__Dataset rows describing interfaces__
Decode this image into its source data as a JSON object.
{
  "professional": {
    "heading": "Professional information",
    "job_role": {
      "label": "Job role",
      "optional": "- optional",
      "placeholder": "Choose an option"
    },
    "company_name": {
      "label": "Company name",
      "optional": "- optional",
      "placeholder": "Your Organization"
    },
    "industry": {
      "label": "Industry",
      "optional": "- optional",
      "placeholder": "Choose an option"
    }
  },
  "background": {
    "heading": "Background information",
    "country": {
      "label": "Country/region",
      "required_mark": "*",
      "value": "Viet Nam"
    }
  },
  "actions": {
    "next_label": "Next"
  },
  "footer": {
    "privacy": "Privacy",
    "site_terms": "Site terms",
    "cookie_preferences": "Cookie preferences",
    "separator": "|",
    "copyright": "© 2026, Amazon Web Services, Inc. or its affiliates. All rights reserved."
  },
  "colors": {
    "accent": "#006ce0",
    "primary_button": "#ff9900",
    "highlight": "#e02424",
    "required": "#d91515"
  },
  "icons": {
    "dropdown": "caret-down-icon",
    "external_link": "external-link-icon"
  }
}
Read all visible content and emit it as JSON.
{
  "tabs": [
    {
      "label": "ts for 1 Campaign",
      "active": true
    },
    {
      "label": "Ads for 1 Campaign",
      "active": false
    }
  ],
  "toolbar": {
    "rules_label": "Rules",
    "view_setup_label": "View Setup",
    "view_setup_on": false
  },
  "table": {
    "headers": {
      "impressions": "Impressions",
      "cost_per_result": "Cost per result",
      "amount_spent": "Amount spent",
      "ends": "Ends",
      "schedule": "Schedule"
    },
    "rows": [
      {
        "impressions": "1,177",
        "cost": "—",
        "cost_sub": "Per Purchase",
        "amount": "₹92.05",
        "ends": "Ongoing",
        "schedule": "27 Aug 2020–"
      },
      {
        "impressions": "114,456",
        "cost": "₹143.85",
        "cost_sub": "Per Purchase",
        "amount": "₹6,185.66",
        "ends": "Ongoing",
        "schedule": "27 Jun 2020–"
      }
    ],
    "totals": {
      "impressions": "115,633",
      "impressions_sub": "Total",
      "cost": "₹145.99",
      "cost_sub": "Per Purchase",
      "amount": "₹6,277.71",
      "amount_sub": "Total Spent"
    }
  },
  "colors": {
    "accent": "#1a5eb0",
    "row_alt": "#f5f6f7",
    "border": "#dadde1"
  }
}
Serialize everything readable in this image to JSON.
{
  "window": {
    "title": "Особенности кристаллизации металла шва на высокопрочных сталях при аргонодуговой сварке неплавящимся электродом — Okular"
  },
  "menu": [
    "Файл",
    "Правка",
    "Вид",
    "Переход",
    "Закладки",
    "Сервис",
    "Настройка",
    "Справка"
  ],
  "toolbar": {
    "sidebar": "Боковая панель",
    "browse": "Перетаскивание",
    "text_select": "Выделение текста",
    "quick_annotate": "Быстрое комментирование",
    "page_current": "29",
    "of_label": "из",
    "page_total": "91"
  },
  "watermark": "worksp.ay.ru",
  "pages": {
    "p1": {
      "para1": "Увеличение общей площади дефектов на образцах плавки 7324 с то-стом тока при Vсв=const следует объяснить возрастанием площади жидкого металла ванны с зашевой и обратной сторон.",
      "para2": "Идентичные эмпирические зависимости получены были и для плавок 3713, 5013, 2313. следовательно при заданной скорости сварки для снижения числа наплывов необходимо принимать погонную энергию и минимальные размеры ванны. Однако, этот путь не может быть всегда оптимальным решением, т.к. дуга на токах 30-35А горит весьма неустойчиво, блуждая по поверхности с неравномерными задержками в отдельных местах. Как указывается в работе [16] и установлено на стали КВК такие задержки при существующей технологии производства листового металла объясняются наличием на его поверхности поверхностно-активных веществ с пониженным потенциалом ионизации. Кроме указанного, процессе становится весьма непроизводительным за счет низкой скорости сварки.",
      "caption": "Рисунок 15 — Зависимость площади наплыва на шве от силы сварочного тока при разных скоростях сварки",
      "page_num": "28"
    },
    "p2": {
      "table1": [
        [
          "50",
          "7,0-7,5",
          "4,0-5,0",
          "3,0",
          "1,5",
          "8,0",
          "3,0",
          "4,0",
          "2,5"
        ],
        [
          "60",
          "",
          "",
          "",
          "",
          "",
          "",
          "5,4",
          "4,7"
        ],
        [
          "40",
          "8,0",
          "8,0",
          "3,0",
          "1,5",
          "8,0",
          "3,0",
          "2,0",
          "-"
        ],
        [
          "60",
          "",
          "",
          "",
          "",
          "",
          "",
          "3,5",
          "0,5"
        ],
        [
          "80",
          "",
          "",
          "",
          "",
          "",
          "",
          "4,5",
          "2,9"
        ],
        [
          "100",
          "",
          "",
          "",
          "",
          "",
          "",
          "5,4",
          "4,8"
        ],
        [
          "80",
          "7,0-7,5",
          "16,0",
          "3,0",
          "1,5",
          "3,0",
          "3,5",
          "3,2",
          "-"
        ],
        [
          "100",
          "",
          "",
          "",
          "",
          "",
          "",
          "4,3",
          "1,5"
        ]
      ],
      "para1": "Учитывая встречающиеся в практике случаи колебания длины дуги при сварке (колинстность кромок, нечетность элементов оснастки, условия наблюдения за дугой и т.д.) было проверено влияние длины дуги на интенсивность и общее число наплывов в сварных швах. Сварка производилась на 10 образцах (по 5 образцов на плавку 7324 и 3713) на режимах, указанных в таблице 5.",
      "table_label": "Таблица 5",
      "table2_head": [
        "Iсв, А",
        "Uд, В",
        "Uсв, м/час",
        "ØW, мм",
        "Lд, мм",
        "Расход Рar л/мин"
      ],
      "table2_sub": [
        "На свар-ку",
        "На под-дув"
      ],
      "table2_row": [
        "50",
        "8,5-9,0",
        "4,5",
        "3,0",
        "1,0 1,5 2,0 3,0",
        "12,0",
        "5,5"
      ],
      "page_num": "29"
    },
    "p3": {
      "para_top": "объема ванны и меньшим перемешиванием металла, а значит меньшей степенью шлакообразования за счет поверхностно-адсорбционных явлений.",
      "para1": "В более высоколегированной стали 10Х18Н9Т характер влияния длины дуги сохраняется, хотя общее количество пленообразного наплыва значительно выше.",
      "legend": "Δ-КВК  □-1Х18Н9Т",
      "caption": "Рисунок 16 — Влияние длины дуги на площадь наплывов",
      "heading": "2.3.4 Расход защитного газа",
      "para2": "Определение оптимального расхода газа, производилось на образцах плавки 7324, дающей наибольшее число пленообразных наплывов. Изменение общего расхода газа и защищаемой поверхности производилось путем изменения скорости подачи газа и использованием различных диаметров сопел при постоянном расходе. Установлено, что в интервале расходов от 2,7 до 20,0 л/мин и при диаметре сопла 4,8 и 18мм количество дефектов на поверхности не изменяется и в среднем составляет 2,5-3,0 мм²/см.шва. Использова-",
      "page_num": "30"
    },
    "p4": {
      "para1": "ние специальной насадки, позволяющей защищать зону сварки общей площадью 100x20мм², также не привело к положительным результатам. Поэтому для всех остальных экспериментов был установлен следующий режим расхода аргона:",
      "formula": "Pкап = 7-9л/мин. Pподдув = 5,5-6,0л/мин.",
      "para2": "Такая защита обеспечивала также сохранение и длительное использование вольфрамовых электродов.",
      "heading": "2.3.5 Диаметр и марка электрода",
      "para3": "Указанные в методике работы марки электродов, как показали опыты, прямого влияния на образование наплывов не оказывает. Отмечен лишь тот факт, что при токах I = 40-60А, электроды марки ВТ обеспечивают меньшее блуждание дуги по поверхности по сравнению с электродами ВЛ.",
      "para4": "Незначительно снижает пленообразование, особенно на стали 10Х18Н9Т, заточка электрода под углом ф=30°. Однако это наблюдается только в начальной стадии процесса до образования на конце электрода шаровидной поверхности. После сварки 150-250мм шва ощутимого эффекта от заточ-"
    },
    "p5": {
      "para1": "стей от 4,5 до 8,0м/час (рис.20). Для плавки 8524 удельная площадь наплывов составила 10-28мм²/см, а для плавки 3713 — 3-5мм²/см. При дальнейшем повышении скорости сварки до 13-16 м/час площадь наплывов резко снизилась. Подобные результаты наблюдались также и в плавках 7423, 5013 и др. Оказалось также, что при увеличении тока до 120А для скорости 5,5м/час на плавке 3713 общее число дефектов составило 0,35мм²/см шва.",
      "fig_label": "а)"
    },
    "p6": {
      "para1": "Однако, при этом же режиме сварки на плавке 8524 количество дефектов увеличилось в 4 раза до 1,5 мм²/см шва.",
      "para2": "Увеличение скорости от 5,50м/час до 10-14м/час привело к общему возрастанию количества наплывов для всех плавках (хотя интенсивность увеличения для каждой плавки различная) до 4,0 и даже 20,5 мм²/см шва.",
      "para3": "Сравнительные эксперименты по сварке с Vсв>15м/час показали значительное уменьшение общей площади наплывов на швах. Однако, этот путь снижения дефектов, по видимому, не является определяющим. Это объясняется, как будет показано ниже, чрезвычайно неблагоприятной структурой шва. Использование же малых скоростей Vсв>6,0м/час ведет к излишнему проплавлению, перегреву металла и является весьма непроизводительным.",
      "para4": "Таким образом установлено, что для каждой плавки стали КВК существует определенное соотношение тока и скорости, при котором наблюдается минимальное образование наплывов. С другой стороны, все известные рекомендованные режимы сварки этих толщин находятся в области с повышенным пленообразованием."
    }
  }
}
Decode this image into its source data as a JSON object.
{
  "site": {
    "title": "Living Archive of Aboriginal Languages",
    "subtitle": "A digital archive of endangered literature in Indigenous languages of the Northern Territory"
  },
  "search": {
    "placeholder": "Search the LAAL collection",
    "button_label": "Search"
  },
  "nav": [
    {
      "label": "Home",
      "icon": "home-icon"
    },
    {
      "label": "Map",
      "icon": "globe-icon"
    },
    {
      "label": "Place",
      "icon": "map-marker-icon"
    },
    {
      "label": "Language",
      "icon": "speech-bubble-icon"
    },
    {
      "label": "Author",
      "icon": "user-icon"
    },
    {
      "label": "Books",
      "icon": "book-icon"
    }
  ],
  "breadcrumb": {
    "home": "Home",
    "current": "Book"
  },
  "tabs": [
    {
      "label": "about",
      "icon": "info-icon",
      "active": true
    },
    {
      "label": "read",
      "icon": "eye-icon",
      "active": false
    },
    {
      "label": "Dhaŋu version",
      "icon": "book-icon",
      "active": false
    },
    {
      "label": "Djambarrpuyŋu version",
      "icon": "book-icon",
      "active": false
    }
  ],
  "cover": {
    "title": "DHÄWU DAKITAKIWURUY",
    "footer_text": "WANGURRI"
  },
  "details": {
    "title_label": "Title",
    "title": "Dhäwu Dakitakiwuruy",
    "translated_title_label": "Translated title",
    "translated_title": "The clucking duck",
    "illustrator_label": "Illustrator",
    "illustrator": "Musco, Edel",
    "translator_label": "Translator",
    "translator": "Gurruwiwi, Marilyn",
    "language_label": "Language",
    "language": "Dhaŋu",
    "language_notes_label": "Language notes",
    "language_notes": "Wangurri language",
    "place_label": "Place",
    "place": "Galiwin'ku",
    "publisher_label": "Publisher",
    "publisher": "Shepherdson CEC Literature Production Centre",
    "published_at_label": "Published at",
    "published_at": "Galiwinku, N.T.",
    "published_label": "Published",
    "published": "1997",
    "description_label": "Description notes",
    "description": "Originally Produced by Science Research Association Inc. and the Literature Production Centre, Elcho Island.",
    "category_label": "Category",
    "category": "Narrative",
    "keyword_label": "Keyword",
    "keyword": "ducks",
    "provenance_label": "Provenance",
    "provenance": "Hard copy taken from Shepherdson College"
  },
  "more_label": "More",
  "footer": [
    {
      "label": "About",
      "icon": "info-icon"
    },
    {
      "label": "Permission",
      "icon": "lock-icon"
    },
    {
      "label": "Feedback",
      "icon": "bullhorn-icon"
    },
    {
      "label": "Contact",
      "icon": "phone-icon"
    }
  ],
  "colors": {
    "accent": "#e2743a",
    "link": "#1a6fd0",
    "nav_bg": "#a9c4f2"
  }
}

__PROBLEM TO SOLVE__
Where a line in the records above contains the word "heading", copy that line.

__EXERCISE SOLUTION__
    "heading": "Professional information",
    "heading": "Background information",
      "heading": "2.3.4 Расход защитного газа",
      "heading": "2.3.5 Диаметр и марка электрода",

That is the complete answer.